Items from an interface collection

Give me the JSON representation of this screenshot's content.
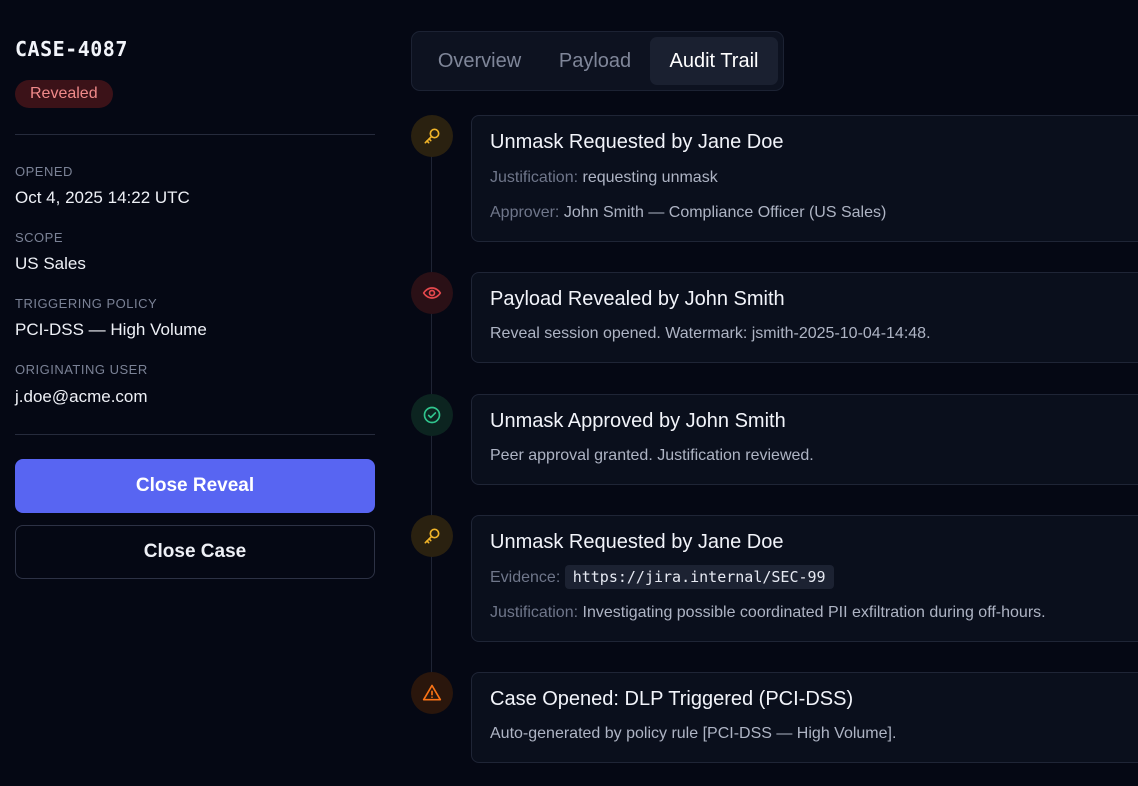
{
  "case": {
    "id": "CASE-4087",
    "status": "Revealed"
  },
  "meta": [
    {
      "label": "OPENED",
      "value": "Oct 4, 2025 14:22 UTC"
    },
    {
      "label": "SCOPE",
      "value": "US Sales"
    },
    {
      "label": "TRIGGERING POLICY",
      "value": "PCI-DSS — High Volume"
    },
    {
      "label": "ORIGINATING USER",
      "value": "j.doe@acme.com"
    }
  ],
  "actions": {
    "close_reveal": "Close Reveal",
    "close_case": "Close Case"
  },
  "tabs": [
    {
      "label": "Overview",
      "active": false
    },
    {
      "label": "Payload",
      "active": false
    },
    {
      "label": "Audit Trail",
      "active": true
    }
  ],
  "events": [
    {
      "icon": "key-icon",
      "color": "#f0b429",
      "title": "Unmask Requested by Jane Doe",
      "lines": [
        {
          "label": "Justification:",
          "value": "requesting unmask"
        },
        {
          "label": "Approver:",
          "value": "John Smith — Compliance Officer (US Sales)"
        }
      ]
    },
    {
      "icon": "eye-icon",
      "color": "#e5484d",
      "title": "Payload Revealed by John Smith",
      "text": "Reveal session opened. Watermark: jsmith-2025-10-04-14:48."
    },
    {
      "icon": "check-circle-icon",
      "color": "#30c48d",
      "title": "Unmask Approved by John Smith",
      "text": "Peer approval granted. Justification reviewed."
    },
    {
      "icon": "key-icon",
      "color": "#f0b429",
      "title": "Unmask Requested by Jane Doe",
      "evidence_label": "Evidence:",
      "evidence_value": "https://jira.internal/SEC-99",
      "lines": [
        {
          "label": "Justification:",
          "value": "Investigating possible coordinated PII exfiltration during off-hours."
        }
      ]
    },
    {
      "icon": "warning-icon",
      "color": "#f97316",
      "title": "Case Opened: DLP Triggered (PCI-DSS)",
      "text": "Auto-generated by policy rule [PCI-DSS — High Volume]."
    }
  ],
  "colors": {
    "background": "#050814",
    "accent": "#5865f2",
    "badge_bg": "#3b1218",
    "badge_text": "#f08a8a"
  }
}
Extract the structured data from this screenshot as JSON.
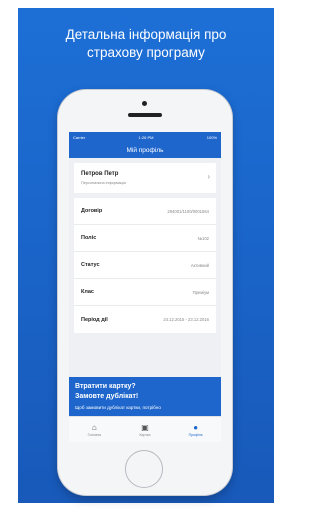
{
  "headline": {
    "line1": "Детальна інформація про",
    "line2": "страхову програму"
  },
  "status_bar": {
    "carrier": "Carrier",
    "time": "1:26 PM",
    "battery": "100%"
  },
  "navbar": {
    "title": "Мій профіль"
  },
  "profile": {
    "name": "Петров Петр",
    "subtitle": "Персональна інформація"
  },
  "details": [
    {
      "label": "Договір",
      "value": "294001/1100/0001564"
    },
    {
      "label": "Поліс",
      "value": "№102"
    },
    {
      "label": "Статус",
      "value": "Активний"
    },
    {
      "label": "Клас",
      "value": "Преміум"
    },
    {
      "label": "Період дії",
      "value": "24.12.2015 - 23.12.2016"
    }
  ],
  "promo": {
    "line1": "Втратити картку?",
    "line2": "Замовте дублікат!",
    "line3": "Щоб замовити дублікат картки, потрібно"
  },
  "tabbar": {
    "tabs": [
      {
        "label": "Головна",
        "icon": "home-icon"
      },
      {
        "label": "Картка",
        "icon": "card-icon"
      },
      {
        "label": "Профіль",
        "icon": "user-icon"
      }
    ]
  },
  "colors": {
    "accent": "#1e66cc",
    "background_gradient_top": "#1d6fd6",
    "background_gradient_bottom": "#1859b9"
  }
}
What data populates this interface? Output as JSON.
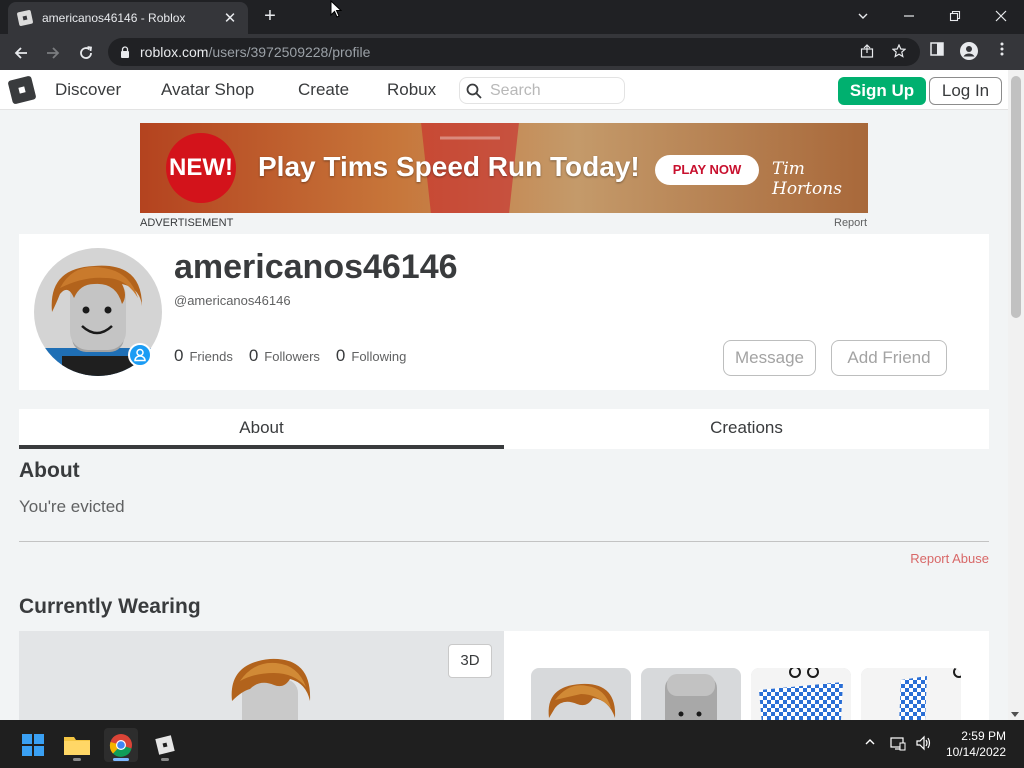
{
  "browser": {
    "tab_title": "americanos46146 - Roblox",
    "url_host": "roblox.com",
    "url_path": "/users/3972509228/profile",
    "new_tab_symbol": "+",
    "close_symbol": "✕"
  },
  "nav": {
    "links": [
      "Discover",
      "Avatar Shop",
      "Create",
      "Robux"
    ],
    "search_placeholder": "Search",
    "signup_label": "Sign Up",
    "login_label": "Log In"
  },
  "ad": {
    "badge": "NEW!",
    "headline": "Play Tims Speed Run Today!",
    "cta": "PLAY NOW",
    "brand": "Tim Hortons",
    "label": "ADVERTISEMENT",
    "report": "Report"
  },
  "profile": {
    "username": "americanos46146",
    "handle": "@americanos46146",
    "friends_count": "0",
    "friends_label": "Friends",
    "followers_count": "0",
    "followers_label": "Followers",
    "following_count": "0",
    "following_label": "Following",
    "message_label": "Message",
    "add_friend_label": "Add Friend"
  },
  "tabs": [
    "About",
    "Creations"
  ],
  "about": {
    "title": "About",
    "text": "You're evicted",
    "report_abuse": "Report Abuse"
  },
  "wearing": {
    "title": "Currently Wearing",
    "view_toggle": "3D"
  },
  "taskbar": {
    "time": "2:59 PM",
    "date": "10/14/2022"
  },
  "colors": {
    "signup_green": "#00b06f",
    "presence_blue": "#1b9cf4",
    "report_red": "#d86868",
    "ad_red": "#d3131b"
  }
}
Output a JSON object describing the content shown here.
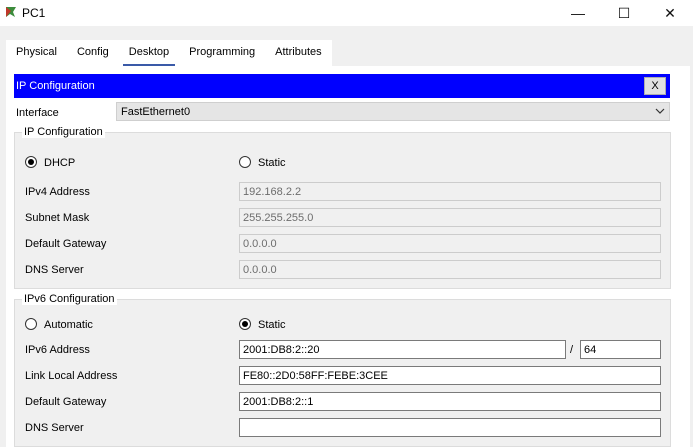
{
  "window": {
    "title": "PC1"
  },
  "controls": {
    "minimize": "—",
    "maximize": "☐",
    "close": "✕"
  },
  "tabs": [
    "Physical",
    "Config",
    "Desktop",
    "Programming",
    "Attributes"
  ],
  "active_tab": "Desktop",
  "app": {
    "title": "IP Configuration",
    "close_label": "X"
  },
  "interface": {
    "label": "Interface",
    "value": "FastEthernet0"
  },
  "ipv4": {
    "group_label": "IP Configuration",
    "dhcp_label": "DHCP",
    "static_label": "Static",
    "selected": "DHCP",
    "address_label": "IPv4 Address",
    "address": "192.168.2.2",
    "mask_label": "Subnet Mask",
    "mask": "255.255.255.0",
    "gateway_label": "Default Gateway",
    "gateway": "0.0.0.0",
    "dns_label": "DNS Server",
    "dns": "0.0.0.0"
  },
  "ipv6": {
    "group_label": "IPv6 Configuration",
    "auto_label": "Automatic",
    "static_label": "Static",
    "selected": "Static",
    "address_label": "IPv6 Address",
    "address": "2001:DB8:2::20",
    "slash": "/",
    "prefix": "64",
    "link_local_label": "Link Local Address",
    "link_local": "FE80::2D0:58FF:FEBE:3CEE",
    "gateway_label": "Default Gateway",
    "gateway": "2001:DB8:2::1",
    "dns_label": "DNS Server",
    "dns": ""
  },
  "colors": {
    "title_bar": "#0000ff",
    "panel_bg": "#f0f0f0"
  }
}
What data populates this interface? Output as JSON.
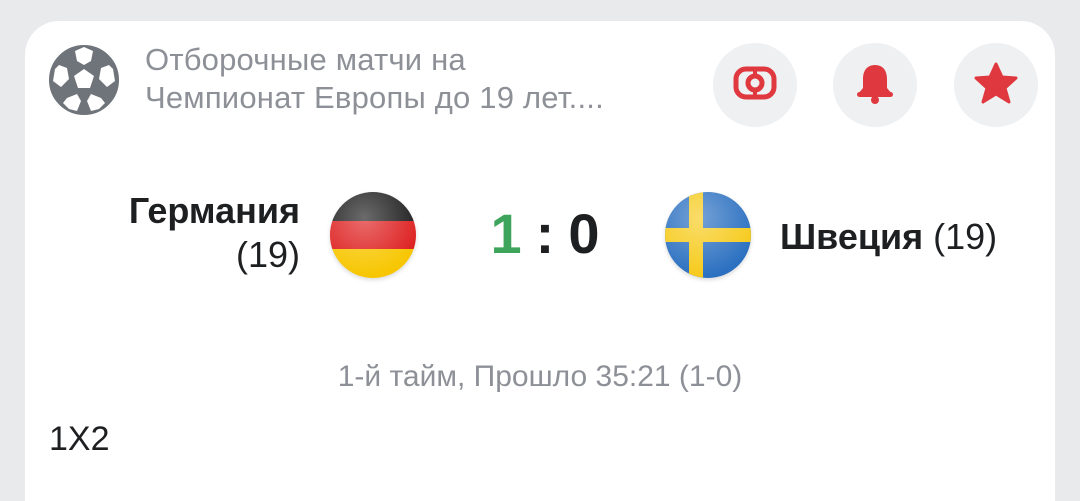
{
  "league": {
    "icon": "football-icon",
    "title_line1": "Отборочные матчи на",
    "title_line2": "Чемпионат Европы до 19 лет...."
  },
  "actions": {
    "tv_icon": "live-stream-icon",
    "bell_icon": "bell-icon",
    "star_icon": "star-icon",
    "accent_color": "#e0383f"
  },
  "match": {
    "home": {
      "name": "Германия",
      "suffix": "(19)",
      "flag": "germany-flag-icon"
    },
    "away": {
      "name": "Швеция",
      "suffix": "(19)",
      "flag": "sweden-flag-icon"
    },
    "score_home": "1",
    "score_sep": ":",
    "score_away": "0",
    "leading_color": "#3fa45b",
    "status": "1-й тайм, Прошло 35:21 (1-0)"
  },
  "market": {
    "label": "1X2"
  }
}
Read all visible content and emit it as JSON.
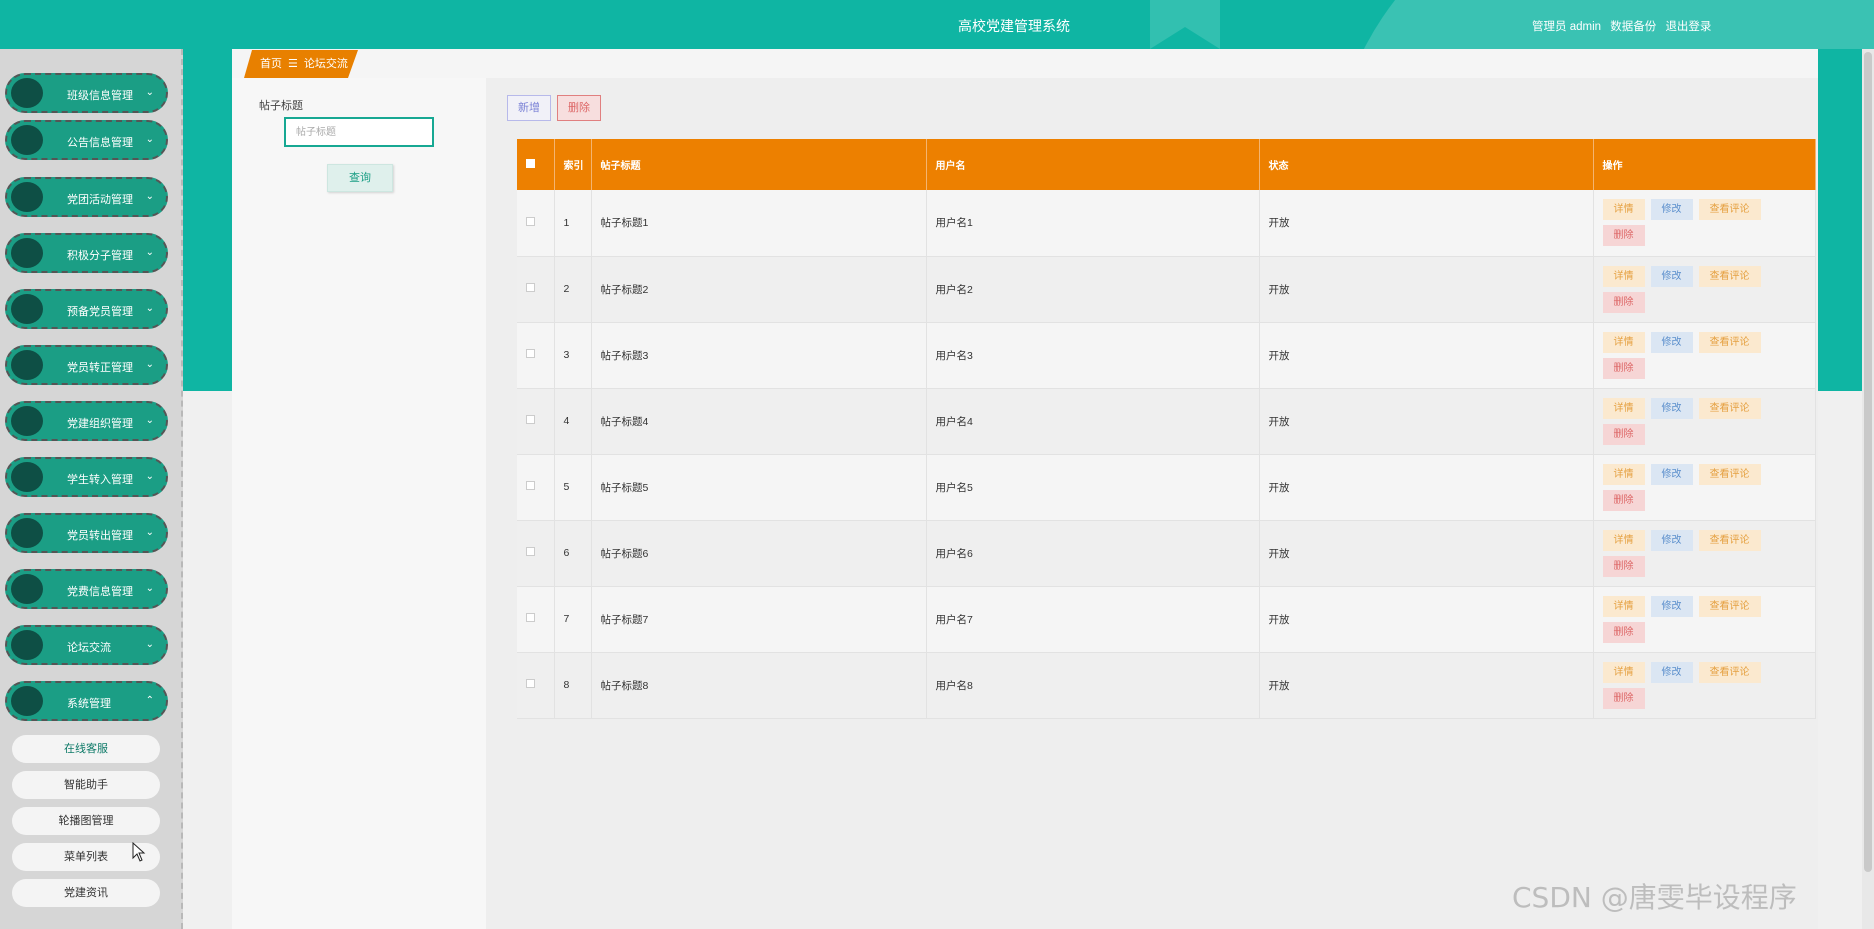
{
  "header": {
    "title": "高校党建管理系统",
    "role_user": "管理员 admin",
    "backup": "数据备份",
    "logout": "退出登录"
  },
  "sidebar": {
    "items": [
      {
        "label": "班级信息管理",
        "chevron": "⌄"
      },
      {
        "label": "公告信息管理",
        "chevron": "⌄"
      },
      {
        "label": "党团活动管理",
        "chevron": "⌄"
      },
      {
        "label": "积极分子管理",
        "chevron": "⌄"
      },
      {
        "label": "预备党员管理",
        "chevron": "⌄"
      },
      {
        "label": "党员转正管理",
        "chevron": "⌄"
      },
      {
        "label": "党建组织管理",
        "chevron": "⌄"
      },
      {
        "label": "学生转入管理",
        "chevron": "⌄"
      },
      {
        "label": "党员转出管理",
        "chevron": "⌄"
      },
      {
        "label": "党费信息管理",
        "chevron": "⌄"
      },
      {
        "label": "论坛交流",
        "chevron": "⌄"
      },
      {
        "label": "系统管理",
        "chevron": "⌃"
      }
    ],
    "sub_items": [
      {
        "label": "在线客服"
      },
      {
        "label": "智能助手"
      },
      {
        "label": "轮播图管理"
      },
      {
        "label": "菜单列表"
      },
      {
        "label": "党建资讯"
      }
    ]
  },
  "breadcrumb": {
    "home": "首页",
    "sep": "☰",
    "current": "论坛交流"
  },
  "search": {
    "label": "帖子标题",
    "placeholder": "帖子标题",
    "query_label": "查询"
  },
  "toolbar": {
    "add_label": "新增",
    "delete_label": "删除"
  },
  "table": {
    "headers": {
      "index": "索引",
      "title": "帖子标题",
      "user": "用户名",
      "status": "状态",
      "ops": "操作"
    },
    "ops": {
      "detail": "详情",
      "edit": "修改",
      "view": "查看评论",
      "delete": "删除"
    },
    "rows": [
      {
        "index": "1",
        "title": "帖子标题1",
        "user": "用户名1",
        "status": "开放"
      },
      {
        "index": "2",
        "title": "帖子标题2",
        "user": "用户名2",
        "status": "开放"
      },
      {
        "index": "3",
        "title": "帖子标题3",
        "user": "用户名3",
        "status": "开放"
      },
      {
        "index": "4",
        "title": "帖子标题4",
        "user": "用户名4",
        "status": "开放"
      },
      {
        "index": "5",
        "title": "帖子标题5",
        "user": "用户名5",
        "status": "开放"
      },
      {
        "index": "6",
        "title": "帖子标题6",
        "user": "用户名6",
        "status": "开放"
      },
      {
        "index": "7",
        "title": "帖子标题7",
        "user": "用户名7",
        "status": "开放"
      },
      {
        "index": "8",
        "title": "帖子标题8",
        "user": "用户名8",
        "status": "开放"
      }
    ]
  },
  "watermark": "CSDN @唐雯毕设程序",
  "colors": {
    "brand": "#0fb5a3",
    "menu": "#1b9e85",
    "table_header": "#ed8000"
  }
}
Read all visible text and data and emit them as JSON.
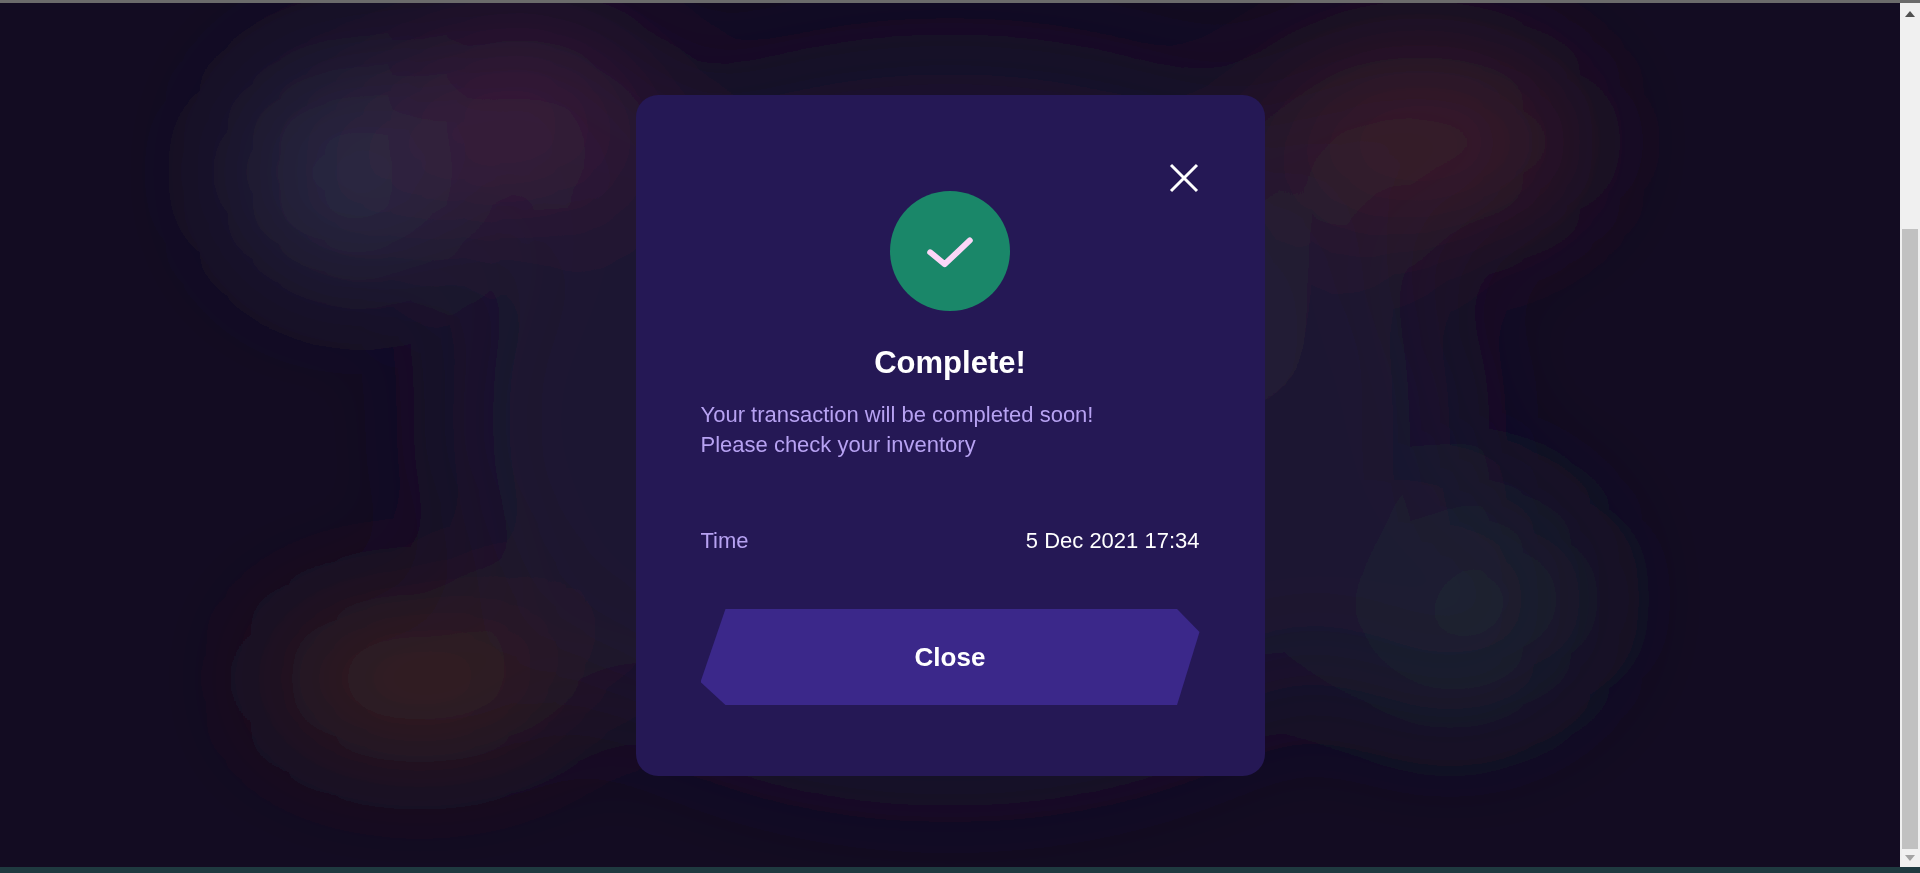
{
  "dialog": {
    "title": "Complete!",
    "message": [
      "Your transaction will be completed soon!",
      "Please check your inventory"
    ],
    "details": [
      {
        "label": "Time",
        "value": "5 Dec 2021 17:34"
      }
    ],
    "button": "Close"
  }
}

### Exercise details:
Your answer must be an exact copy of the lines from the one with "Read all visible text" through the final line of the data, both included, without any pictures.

### Exercise result:
Read all visible text and data and emit them as JSON.
{
  "dialog": {
    "title": "Complete!",
    "message": [
      "Your transaction will be completed soon!",
      "Please check your inventory"
    ],
    "details": [
      {
        "label": "Time",
        "value": "5 Dec 2021 17:34"
      }
    ],
    "button": "Close"
  }
}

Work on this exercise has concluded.